EXCERPTED DATA ▸
>>>>
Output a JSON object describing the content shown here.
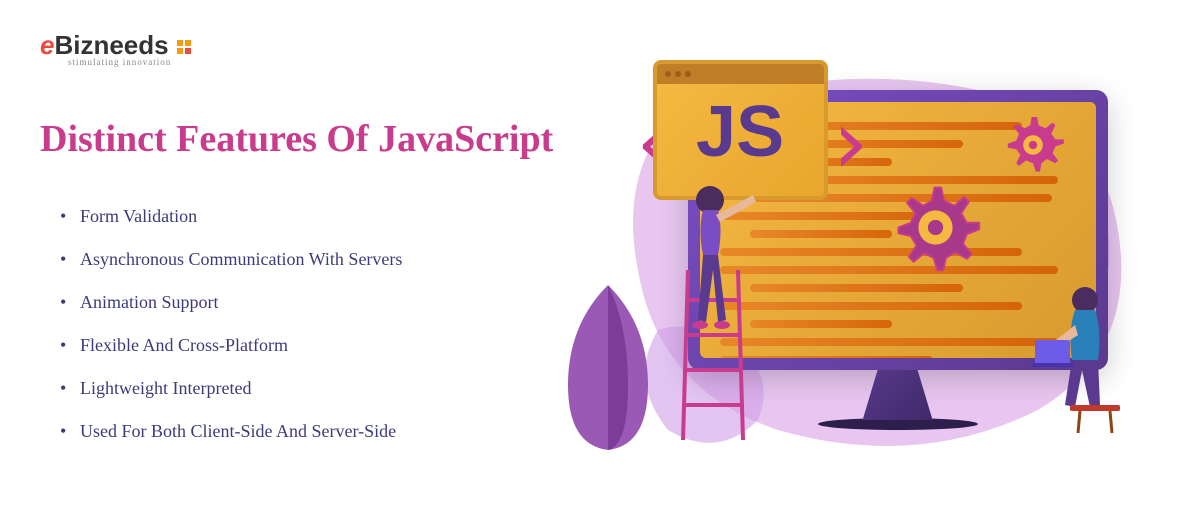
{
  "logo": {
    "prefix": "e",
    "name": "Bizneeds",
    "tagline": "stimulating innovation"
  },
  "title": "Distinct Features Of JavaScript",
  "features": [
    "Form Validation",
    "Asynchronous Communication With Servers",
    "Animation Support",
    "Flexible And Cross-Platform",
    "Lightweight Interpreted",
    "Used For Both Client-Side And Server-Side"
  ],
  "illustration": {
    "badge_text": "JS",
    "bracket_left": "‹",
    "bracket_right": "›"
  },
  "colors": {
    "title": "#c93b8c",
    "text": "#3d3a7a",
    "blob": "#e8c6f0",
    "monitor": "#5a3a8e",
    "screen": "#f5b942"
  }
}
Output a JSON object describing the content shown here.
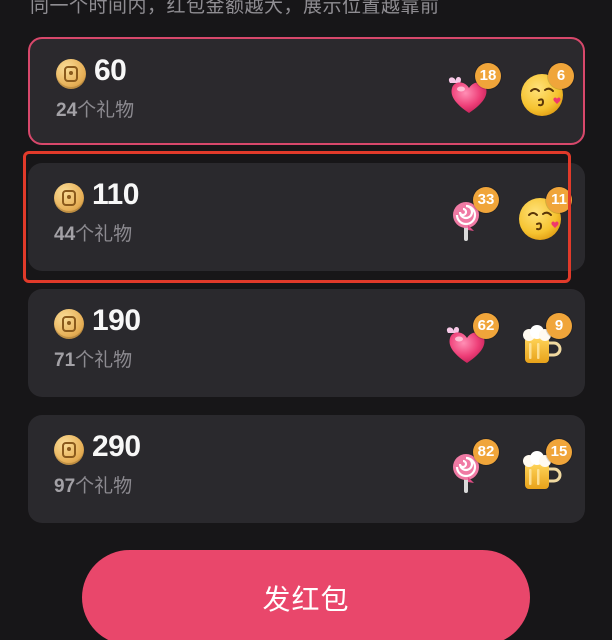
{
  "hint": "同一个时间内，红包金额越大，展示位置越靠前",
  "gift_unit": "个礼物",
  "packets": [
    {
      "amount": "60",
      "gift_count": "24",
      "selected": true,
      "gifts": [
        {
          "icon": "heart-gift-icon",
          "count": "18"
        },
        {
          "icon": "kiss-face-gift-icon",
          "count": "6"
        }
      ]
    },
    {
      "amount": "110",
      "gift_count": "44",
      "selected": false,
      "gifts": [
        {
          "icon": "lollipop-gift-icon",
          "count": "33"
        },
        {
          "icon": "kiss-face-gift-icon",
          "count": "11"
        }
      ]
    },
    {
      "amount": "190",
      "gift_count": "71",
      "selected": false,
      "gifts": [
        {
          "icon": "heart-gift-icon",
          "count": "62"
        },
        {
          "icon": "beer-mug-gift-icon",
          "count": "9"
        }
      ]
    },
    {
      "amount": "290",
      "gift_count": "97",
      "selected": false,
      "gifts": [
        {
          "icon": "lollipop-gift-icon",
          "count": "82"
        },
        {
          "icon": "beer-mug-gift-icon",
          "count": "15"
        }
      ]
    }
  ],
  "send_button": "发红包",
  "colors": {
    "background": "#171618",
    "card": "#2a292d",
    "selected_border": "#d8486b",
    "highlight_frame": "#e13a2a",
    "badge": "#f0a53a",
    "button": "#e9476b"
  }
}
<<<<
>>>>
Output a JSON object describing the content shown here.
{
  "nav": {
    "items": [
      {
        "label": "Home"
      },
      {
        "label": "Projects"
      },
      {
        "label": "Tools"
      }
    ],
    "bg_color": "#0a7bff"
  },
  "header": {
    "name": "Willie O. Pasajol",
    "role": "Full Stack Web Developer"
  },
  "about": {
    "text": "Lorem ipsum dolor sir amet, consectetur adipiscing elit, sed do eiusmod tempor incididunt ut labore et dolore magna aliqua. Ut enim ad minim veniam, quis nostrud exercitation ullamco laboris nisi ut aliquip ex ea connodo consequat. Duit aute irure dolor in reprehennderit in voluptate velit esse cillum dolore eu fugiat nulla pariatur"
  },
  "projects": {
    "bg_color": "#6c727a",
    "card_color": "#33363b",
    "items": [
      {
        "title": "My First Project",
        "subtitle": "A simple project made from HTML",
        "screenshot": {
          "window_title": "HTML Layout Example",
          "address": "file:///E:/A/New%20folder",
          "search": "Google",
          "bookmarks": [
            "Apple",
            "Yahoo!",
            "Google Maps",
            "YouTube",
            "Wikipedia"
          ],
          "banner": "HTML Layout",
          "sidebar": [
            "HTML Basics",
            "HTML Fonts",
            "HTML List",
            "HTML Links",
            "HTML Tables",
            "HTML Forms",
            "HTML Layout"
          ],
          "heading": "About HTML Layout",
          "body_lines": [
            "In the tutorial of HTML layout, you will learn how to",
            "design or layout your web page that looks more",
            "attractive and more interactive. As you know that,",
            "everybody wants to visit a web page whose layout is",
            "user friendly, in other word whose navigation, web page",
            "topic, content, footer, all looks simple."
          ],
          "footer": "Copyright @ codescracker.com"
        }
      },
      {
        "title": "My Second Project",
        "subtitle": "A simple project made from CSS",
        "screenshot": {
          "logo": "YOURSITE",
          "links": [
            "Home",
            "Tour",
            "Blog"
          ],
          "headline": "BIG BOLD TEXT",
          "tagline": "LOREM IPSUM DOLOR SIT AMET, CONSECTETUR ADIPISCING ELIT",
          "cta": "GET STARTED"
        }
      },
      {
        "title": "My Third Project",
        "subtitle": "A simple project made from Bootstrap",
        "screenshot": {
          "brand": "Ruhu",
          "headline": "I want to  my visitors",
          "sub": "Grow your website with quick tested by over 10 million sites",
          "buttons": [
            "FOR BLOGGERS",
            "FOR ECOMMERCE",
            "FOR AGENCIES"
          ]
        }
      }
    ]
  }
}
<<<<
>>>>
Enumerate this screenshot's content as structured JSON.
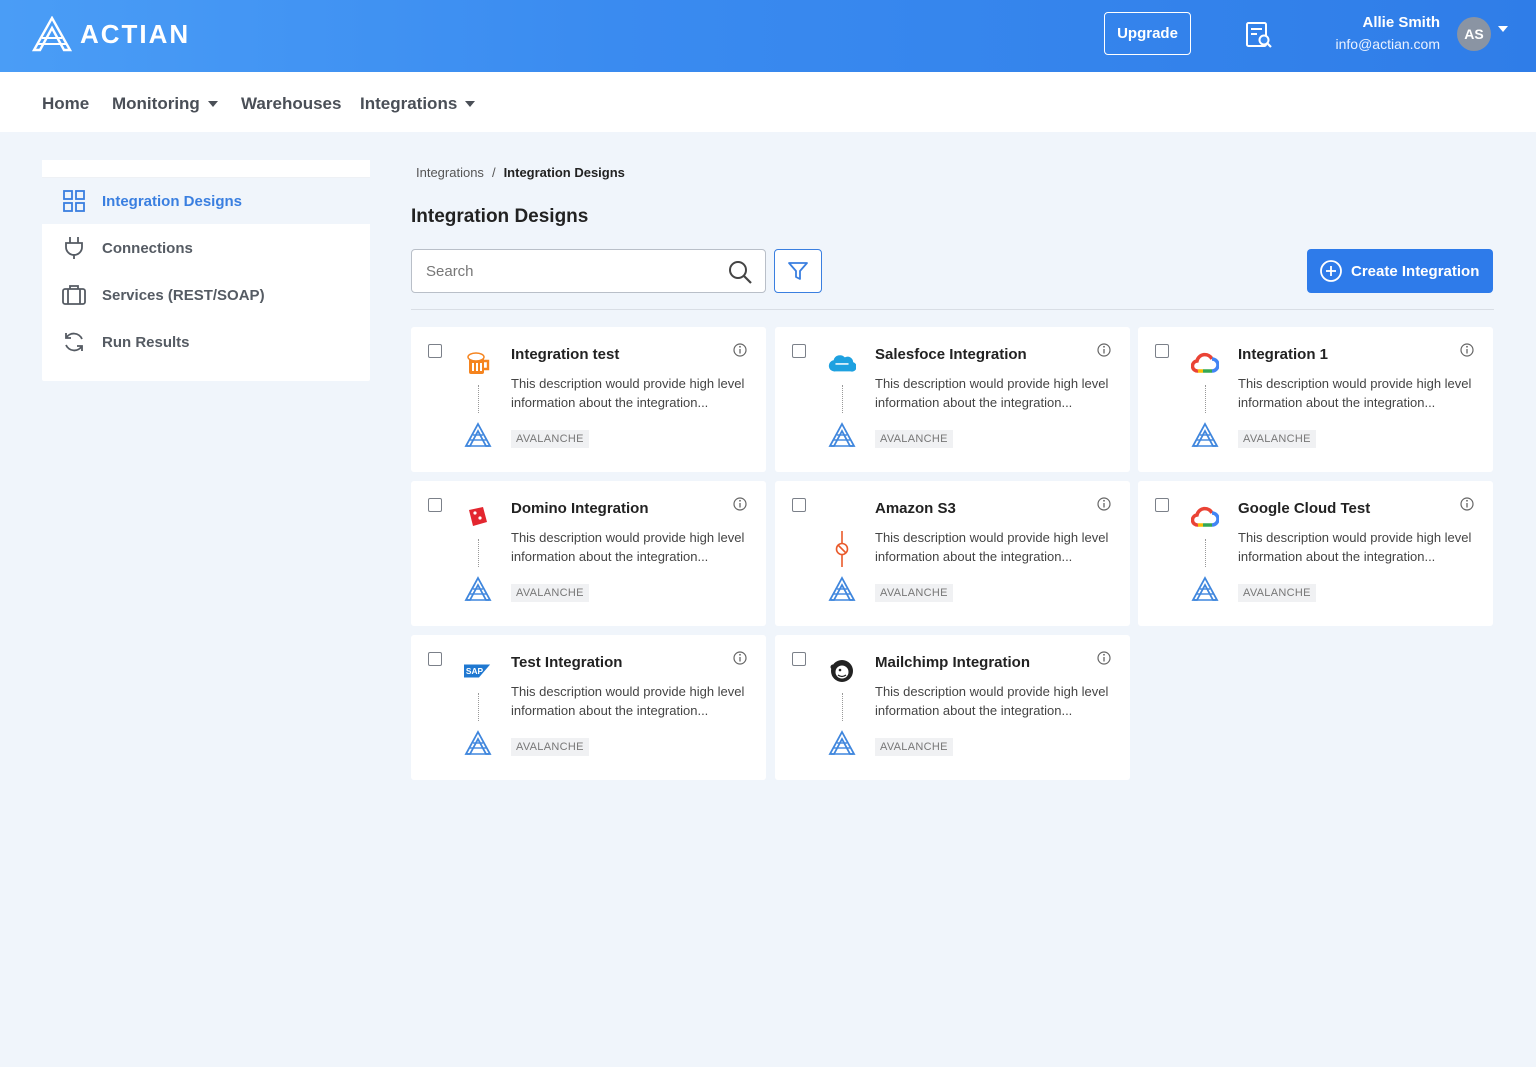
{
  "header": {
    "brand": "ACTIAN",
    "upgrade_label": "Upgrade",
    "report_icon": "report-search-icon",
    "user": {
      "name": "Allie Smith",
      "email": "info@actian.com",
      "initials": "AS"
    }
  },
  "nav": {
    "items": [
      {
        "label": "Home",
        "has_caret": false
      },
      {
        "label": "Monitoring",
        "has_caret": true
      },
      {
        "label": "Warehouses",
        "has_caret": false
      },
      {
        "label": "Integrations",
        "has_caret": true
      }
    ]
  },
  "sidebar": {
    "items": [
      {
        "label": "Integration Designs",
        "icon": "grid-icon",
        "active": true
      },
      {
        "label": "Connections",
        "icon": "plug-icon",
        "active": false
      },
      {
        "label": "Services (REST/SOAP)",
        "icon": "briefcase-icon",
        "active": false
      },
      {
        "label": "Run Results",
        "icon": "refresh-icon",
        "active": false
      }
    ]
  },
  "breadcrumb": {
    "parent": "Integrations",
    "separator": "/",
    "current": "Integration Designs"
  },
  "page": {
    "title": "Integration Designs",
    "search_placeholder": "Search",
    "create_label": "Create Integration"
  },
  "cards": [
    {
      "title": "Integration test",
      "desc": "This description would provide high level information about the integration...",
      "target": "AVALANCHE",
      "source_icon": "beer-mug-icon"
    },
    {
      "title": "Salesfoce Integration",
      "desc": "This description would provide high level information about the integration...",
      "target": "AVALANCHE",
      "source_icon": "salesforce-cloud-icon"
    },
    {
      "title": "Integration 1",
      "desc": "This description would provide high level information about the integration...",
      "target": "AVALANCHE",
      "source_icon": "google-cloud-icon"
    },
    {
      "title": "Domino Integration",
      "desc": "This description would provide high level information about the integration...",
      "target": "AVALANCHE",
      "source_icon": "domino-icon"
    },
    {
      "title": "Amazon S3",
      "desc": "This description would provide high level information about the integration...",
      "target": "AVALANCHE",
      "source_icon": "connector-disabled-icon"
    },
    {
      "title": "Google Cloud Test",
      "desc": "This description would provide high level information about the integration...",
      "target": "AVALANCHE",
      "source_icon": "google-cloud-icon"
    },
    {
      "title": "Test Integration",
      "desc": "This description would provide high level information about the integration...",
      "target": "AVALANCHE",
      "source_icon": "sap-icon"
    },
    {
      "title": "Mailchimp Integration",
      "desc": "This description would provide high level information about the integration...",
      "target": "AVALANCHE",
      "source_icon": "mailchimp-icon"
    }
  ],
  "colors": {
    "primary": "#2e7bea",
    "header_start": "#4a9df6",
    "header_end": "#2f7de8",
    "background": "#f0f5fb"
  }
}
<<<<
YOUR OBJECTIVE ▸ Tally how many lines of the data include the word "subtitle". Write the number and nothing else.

TASK SOLUTION ▸ 3